Edberg and the Australian Open: An eternal love-affair
Stefan Edberg turned 45 today.
Nothing so special about it; the birthday that is!
What is special though is his eternal presence at the year's first major -- the Australian Open.
The tournament's logo is the distinctive serve of the Swede.
The fact remains that Edberg's love affair with the Australian Open started in 1983 and continues to this day.
The Swede won the boys' singles title that year en route to completing a junior Grand Slam.
Two years later, he came from behind to beat Ivan Lendl 9-7 in the fifth, and then upset defending champion and fellow-Swede Mats Wilander in straight sets to win his first Australian Open title. It was his first major triumph as well.
In 1987 -- when the event was advanced to January (in 1986 it wasn't played) -- the genial Swede defended his title with aplomb, beating home favourite Pat Cash in five sets.
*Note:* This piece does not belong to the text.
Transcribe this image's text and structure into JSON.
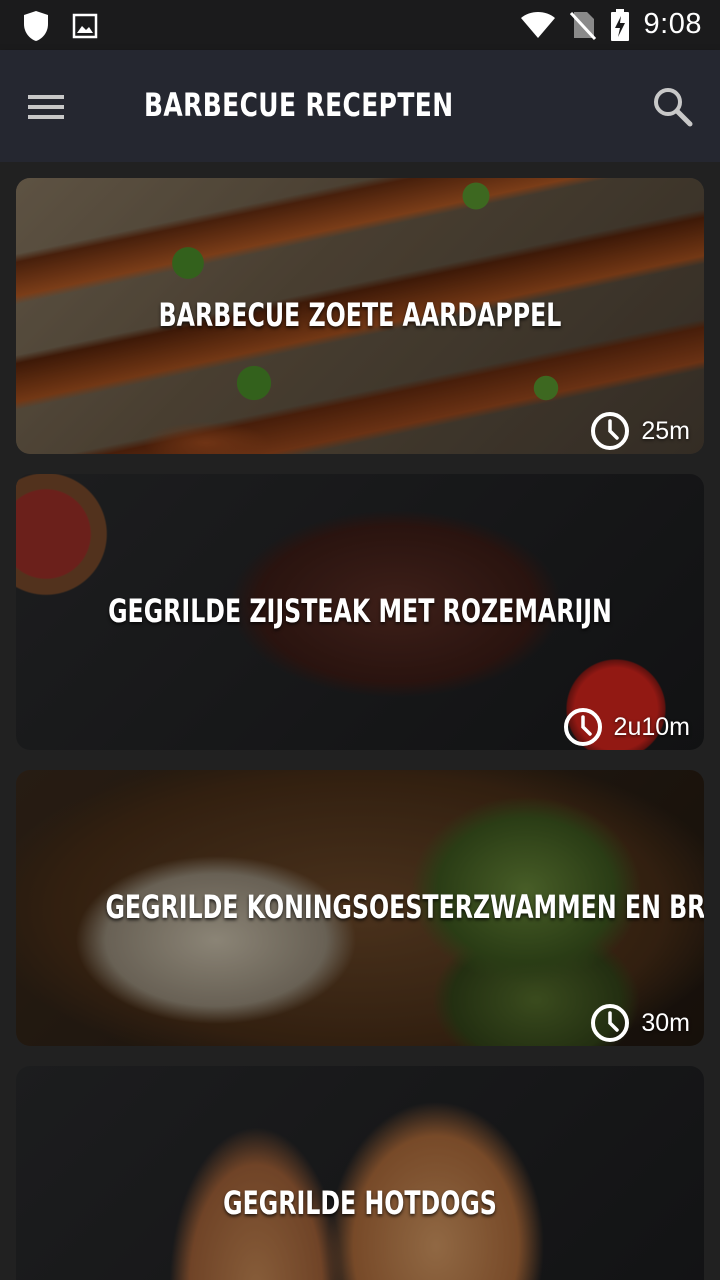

He also won the doubles title that year, partnering compatriot Anders Jarryd.
Both of Edberg's Australian Open triumphs came on grass courts -- the tournament was then played at Kooyong.
However, the Swede continued his impressive run even at the new venue -- the hard courts of Flinders Park.
In 1990, he reached the final (against Lendl) but an injury forced his withdrawal. In 1992-93 he lost successive finals to American Jim Courier.
And in 1996, his final year on the circuit, Edberg partnered Czech Petr Korda to win his second doubles title and end his career Down Under on a winning note.
However, now, even 15 years after his retirement, the Swede continues to grace the courts at Melbourne.
It has been mentioned above that his distinctive serve (that renowned kicker) is being used as the logo of the tournament for years now.
What also is imperative to mention here is the fact that his singles record (56-10) at Melbourne Park continues to remain a tournament record -- the best by a player in the Open Era.
In this era power tennis, there are times when one misses a certain degree of subtlety, a gentleman's demeanor and the sight of a true artist at work.
With the courts being dominated by big serves and even bigger returns, one searches for the type of dedication given to the craft by the players of yore.
In an age when players have become increasingly aggressive, one misses a player with an unblemished reputation and unquestioned sportsmanship
Modern tennis clearly misses a player named Stefan Edberg.
However, the Australian Open ensures we still keep remembering him.
Image: Former Australian Open Champion, Sweden's Stefan Edberg holds up gifts from the Kooyong Tennis Club January 13 in honour of his two Open victories at the Kooyong grass courts in 1985 and 1987. Edberg has announced he will retire from the tour at the end of 1996